Solution 3:

With ES2015 .fill() you can now simply do:

// `n` is the size you want to initialize your array
// `0` is what the array will be filled with (can be any other value)
Array(n).fill(0)

Which is a lot more concise than Array.apply(0, new Array(n)).map(i => value)

It is possible to drop the 0 in .fill() and run without arguments, which will fill the array with undefined. (However, this will fail in Typescript)

Solution 4:

The shortest:

[...Array(1000)]

Solution 5:

[...Array(6)].map(x=>0);

// [0, 0, 0, 0, 0, 0]

OR

Array(6).fill(0);

// [0, 0, 0, 0, 0, 0]

Note: you can’t loop empty slots Array(4).forEach( (_,i) => {} )

OR

Array(6).fill(null).map( (x,i) => i );

// [0, 1, 2, 3, 4, 5]

( typescript safe )


Creating nested arrays

When creating a 2D array with the fill intuitively should create new instances. But what actually going to happened is the same array will be stored as a reference.

var a = Array(3).fill([6]); 
// [[6], [6], [6]]

a[ 0 ].push( 9 );
// [[6,9], [6,9], [6,9]]

Solution

var a = [...Array(3)].map(x=>[]); 

a[ 0 ].push( 4, 2 );
// [[4,2], [ ], [ ]]

So a 3×2 Array will look something like this:

[...Array(3)].map(x=>Array(2).fill(0));

// [ [0,0] ,
//   [0,0] ,
//   [0,0] ]

Solution 6:

ES6 introduces Array.from which lets you create an Array from any “array-like” or iterables objects:

Array.from({length: 10}, (x, i) => i);
// [0, 1, 2, 3, 4, 5, 6, 7, 8, 9]

In this case {length: 10} represents the minimal definition of an “array-like” object: an empty object with just a length property defined.
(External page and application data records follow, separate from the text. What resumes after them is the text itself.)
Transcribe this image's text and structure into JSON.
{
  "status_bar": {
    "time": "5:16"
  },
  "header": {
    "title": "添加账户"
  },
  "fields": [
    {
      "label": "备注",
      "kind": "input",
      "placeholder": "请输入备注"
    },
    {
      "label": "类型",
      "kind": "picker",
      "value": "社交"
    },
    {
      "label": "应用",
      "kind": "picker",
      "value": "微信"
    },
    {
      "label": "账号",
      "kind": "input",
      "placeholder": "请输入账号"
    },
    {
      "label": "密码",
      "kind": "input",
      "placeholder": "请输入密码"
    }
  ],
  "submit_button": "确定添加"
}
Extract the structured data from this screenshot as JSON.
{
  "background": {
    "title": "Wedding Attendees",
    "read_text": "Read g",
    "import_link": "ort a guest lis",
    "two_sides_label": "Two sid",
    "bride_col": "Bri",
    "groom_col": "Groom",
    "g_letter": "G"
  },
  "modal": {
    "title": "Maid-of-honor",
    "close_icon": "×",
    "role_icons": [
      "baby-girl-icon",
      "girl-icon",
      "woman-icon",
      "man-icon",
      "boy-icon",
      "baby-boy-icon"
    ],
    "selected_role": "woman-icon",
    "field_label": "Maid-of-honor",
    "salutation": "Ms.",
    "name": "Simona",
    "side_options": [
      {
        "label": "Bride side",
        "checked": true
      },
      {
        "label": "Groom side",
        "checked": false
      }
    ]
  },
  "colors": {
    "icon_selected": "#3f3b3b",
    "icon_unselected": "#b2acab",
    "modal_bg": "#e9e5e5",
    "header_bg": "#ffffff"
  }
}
Array.from allows for a second argument to map over the resulting array.